We look forward to replicating this in as many locations both in the public and private sectors. Some industries have adopted it mainly as a captive source, commercial banks have also been quick to see the benefits of this technology due to its cost saving potential and reliability.
Is there a timeline for the delivery of this project and if yes, what is it?
Once we achieve the financial close, they (Engineering, Procurement and Construction (EPC) have committed to deploying this project within six months. It is going to be a fast project and that is what makes it highly replicable and we look forward to delivering as many of this both for the public and private sector clients. We are looking forward to deploying this system as we have very strong and competent team members. Our EPC contractor, a German company assured us that the timelines within which we agreed to construct and deploy this project is feasible and on course to deliver the project.
Would jobs be created from this, and how relevant will they be?
As seen in many countries around the world, renewable energy technology has a huge potential for creating new jobs in our economy, new skills will be developed, industries and other service providers will spring up. I am confident that the power sector and the economy will stand to benefit with the adoption of renewable energy technology in Nigeria. The myth about costs of solar power has been busted with the ‘levelised cost of electricity’ (LCOE) for solar power generation is as competitive today as with the thermal power plants, and far cheaper than diesel generator. My prediction is that we are in a period where we are going to see a lot of renewable energy from solar being harnessed and brought into the overall energy mix in Nigeria. As for now, we are heavily skewed towards thermal power generation sources. Only recently, we had shortage of gas supply to the thermal plants, these situations can be forestalled, if we had a balanced energy mix from various generation sources, especially renewable energy.
How much of local content input will go into this project?

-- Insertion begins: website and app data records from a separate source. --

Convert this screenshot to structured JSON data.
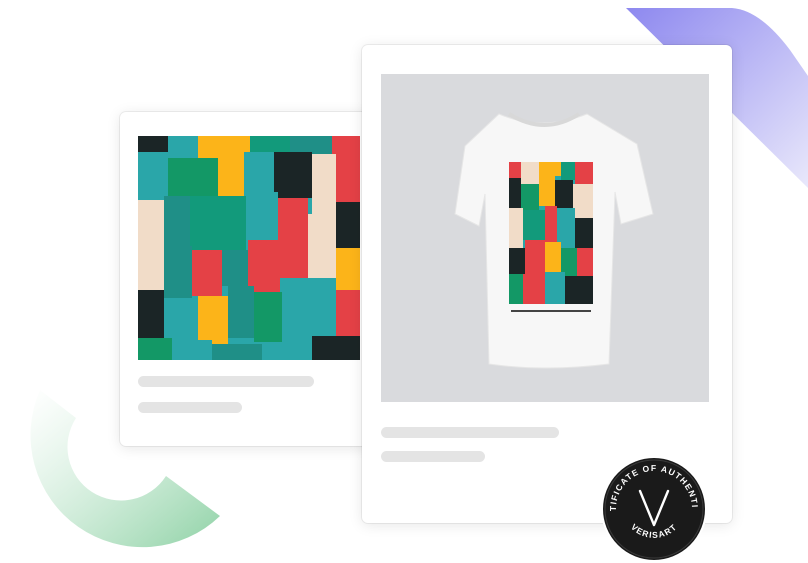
{
  "badge": {
    "ring_text": "CERTIFICATE OF AUTHENTICITY",
    "brand_text": "VERISART",
    "icon": "verisart-v-logo"
  },
  "colors": {
    "accent_purple": "#8a86ee",
    "accent_green": "#9ed8b0",
    "badge_bg": "#1a1a1a"
  },
  "artwork": {
    "icon": "abstract-color-grid-artwork"
  },
  "product": {
    "icon": "white-tshirt-with-print"
  }
}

Due to the technology intense nature of not only renewable energy but the entire power sector, we are going to depend mostly on imported equipment and materials in the short to medium term. But the opportunity exists in the renewable energy space, we can leap frog with the right mix of policies and the continued focus by the present administration on ease of doing business and other fiscal incentives that will attract and promote investments in Nigeria. The local content policy will be leveraged upon by Proserve Energy, to develop local skills and acquire technology as rapidly as possible.

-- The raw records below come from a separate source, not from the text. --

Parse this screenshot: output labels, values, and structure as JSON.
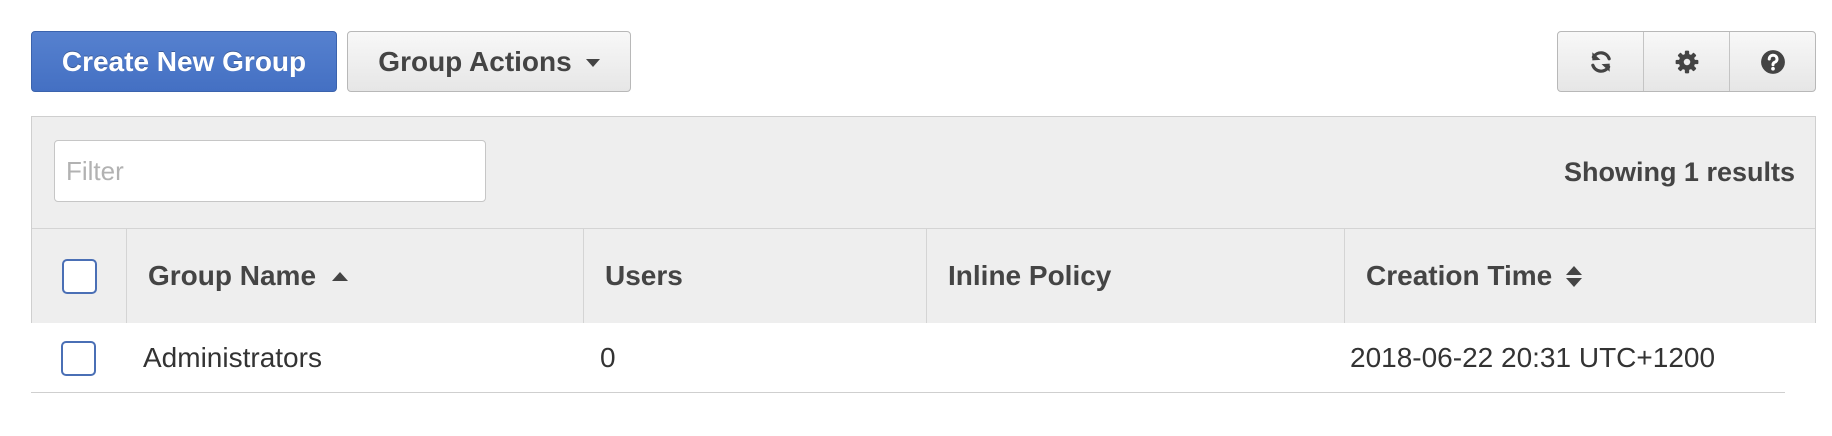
{
  "toolbar": {
    "create_label": "Create New Group",
    "actions_label": "Group Actions",
    "icons": [
      "refresh-icon",
      "gear-icon",
      "help-icon"
    ],
    "primary_color": "#4a77c9"
  },
  "filter": {
    "placeholder": "Filter",
    "value": ""
  },
  "results_text": "Showing 1 results",
  "table": {
    "columns": [
      "Group Name",
      "Users",
      "Inline Policy",
      "Creation Time"
    ],
    "sort": {
      "column": "Group Name",
      "direction": "ascending"
    },
    "rows": [
      {
        "name": "Administrators",
        "users": "0",
        "inline_policy": "",
        "creation_time": "2018-06-22 20:31 UTC+1200",
        "checked": false
      }
    ]
  }
}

We came together with our foreign partners and went through a competitive tender process and thankfully won the bid and we are happy to be here and part of this historic project that will be breaking new grounds and that will not only contribute its own local content quota but also support Nigeria’s commitments to the climate change pact. Multiples of this kind of project when they come to fruition can really add so much value to Nigeria, and that remains our focus.
All the stakeholders are quite enthusiastic to see that this project is successful. We must thank the ICRC for their hard work to see this project come to fruition, the ministry of power, works and housing, NERC and AEDC. A very special thanks to the Federal Executive Council (FEC) under the lead of President Muhammadu Buhari that graciously approved the project as presented by the Minister of Power, Works and Housing, Babatunde Fashola and Minister of State, Mustapha Shehuri.